In 2015, a private corporation earning rental income was eligible for a dividend refund under subsection 129(1) of the Income Tax Act, R.S.C. 1985, c. 1 (5th Supp.), but failed to do so due to health problems of its principal. It applied for relief from the Minister under the discretionary taxpayer relief professions in subsections . . . [more]
The use of surveillance cameras in the workplace in Canada is quite common. Often, surveillance cameras are installed to deter theft, vandalism, assault, harassment and suspected criminal or improper activity. However, many employees question the right of employers to record them in the workplace and state that it is a breach of their privacy. Do employees’ privacy rights compete with employers’ needs to ensure that his or her employees do their job, come in at the right hours, and don’t behave inappropriately?
This case involves a union’s application to exclude video footage from the admissible evidence in a recent grievance . . . [more]
High-stakes litigation often involves the use of experts, who are expected under the Rules of Civil Procedure to provide fair, objective and non-partisan evidence to assist the court to determine issues under dispute. These experts are required to limit their evidence to matters within their expertise, and it’s not uncommon to see experts in a wide range of technological, medial, and other areas.
Typically, the opinion evidence provided by an expert evidence must comply with certain requirements under rule 53.03, such as their area of expertise, qualifications and employment, and a review of the basis for which the opinion is . . . [more]
Rideshare companies like Uber have already completely transformed the transportation industry, but they are not without their detractors. As I first mentioned in 2017, a class action launched against the company, and has recently made its way to the Ontario Court of Appeal.
The Superior Court motion decision, summarized on Slaw here, relied on the Arbitration Act, 1991, the International Commercial Arbitration Act, 2017, and case law such as Seidel v. TELUS Communications Inc., Wellman v. TELUS Communications Company, and Douez v. Facebook, Inc., to stay the action in favour of a mandatory . . . [more]
The process of judicial appointments is probably one of the most important ways that the political branch of government affects the judicial branch. In their selection of candidates, a lawyer’s experiences and community involvement certainly should be considered in conjunction with their professional achievements.
The changes to the appointment process, introduced on Oct. 20, 2016, have improved considerably the selection and diversity of these candidates, especially as compared to the track record of the previous government, whose appointments appeared to be primarily based on political patronage and factors related to false estimations of prestige. As a result, 98% of these . . . [more]
The Toronto municipal election earlier this year has attracted nation-wide scrutiny given the changes to council size and invocation of s. 33 in Bill 31. In an election already marred by confusion and uncertainty, there has also been some controversy around the candidates involved. One mayoral candidate, Faith Goldy, who has received a disproportionate amount of attention online, is described by The Globe as “a troubling extremist” and “manipulative monomaniac.” She is generally assumed to reflect the views of the growing “alt-right” across Canada, and as a result, many debate organizers have deliberately excluded her from events. Goldy’s . . . [more]
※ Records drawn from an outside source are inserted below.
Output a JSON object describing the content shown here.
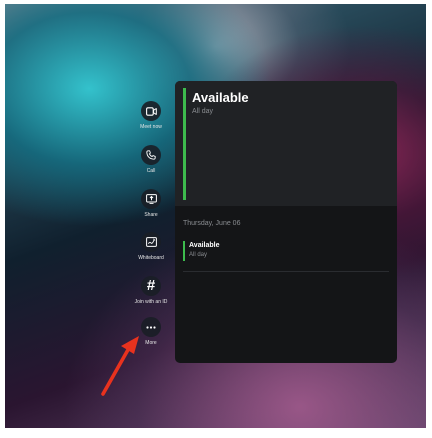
{
  "rail": [
    {
      "id": "meet-now",
      "label": "Meet now",
      "icon": "video-camera-icon"
    },
    {
      "id": "call",
      "label": "Call",
      "icon": "phone-icon"
    },
    {
      "id": "share",
      "label": "Share",
      "icon": "share-screen-icon"
    },
    {
      "id": "whiteboard",
      "label": "Whiteboard",
      "icon": "whiteboard-icon"
    },
    {
      "id": "join-with-id",
      "label": "Join with an ID",
      "icon": "hash-icon",
      "glyph": "#"
    },
    {
      "id": "more",
      "label": "More",
      "icon": "ellipsis-icon"
    }
  ],
  "panel": {
    "current": {
      "title": "Available",
      "subtitle": "All day"
    },
    "day_header": "Thursday, June 06",
    "events": [
      {
        "title": "Available",
        "subtitle": "All day"
      }
    ]
  },
  "colors": {
    "accent": "#3dbb4d",
    "arrow": "#e8321e"
  }
}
According to the Ontario Court of Appeal, when the Workplace Safety and Insurance Board (WSIB) charges a worker for “wilfully failing to inform the Board of a material change,” the WSIB must prove a wilful act, and, moreover, that a worker intended to obtain WSIB benefits to which he or she is not entitled to. . . . [more]